--- LISTED ENTRIES Enclosed Below ---

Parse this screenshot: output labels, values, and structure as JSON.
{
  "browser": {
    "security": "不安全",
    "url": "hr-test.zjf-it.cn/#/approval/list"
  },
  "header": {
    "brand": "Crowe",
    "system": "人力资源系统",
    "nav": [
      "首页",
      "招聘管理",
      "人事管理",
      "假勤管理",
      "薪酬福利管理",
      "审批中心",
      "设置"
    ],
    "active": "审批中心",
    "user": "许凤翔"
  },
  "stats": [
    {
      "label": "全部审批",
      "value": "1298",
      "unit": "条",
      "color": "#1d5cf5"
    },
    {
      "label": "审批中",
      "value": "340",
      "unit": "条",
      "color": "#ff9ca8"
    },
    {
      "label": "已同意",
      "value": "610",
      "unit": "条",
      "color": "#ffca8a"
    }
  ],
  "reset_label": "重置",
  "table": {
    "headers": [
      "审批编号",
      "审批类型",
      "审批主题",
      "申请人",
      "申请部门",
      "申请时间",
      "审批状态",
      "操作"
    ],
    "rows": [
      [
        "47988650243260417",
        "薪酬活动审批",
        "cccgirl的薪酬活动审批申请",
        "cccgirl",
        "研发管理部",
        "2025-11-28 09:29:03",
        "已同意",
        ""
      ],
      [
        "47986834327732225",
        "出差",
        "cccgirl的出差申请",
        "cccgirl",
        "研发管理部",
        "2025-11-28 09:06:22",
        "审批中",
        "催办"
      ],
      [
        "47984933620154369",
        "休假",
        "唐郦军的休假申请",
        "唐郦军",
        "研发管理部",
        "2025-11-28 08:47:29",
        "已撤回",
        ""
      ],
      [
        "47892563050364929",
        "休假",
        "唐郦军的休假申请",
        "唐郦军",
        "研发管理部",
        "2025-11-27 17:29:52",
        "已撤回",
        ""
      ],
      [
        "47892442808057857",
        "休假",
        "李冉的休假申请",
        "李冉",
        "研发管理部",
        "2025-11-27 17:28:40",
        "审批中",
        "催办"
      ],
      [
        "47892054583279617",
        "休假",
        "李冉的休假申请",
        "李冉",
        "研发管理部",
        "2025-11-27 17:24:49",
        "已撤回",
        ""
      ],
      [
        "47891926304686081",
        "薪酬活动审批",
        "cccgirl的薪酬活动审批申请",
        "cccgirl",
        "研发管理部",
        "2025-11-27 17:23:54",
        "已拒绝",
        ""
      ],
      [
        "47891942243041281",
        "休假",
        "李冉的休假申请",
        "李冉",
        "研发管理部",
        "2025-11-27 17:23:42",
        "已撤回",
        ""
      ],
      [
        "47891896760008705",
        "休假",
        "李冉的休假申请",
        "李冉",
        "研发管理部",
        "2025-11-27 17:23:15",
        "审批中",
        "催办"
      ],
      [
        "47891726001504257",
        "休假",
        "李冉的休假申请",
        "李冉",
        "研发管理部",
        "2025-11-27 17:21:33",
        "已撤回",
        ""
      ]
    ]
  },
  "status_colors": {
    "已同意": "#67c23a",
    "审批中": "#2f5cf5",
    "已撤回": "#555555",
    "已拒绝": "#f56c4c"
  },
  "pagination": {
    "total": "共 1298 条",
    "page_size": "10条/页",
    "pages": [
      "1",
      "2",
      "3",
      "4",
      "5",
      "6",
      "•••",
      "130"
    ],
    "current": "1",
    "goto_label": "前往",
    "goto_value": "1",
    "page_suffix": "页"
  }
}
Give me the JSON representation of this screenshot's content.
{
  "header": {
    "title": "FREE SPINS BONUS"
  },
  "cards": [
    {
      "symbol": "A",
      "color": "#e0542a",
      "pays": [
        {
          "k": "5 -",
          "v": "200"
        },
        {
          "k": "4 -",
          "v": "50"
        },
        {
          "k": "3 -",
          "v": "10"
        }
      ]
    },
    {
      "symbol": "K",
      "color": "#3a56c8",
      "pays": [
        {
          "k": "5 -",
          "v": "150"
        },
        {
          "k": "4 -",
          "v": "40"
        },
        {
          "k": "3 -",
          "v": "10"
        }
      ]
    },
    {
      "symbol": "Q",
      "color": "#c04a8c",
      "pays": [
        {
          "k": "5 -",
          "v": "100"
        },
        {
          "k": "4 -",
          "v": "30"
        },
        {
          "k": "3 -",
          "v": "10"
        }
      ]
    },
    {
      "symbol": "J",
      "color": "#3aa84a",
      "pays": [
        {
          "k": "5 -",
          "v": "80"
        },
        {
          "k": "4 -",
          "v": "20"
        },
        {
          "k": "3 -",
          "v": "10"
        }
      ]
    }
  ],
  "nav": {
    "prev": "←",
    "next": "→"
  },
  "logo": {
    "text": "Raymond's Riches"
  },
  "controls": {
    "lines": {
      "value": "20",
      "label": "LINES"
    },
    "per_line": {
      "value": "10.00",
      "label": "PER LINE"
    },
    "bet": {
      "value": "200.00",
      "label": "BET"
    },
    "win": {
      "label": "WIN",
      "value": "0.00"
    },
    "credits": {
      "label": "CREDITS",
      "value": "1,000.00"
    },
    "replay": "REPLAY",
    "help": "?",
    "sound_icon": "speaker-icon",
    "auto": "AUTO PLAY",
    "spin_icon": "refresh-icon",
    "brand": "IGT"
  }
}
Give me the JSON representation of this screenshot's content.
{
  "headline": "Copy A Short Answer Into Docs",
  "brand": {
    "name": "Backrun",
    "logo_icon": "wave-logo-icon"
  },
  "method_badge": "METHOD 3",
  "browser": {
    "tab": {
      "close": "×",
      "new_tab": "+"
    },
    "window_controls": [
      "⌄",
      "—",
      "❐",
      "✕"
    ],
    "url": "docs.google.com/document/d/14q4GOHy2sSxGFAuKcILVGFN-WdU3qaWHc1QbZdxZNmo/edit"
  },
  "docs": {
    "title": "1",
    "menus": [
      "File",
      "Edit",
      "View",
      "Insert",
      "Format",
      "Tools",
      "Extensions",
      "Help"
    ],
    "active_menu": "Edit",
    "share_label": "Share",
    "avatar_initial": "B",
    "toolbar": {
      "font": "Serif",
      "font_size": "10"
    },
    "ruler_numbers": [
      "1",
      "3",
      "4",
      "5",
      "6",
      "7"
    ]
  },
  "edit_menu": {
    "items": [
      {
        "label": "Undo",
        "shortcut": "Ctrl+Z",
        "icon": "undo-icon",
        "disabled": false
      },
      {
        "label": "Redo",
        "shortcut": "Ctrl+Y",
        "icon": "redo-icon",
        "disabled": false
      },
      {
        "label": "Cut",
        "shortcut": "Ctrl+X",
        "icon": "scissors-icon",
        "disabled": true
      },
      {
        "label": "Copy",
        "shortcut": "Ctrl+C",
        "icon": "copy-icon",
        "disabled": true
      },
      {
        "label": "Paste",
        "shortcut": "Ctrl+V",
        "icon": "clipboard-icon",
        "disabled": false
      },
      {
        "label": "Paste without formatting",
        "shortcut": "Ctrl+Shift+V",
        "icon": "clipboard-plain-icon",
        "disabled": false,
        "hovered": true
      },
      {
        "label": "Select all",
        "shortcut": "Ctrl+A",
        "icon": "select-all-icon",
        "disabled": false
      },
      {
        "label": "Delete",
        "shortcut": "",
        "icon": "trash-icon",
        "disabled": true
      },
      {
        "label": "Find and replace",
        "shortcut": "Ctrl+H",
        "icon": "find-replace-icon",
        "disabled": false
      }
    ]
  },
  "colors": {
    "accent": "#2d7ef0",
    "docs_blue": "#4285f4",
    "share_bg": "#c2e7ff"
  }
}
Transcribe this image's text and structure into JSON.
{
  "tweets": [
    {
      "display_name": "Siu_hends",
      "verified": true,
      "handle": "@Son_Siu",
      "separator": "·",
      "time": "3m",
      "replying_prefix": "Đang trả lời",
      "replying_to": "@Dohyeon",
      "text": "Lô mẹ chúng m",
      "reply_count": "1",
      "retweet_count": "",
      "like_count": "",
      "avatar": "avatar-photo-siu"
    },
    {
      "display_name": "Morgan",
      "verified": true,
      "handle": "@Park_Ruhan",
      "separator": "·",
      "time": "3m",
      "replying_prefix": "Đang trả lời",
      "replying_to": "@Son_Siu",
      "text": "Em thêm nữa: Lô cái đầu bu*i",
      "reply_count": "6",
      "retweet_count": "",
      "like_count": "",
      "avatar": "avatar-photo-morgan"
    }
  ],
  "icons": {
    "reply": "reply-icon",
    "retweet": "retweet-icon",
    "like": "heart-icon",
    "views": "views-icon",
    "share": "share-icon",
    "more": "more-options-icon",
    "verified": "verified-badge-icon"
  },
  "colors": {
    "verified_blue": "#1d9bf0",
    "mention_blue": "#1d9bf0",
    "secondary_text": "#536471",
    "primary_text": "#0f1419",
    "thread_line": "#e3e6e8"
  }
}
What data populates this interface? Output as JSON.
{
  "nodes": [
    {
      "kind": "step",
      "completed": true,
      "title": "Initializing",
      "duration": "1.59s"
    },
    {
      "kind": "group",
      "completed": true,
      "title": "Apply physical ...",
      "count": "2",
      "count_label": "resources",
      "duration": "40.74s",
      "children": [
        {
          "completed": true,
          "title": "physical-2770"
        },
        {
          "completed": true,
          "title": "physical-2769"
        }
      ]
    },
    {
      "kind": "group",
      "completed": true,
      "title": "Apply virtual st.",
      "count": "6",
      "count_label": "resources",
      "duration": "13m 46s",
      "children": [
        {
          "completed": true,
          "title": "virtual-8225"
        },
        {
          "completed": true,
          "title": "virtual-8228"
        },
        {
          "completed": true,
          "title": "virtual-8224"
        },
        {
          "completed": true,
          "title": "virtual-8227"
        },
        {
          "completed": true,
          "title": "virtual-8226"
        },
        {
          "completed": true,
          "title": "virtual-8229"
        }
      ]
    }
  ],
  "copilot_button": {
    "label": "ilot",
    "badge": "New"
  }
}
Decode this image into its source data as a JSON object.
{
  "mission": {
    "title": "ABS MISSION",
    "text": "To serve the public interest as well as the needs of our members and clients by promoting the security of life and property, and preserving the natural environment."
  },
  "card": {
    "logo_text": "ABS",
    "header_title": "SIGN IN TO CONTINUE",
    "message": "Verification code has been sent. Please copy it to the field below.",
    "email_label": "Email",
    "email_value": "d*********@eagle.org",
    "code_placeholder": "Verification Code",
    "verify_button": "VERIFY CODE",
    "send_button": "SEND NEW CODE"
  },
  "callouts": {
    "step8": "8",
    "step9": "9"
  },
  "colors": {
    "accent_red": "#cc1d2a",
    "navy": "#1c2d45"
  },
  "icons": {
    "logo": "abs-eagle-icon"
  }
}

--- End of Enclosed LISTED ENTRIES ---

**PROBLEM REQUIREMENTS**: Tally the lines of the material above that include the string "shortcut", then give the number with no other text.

**RESPONSE BOX**: 9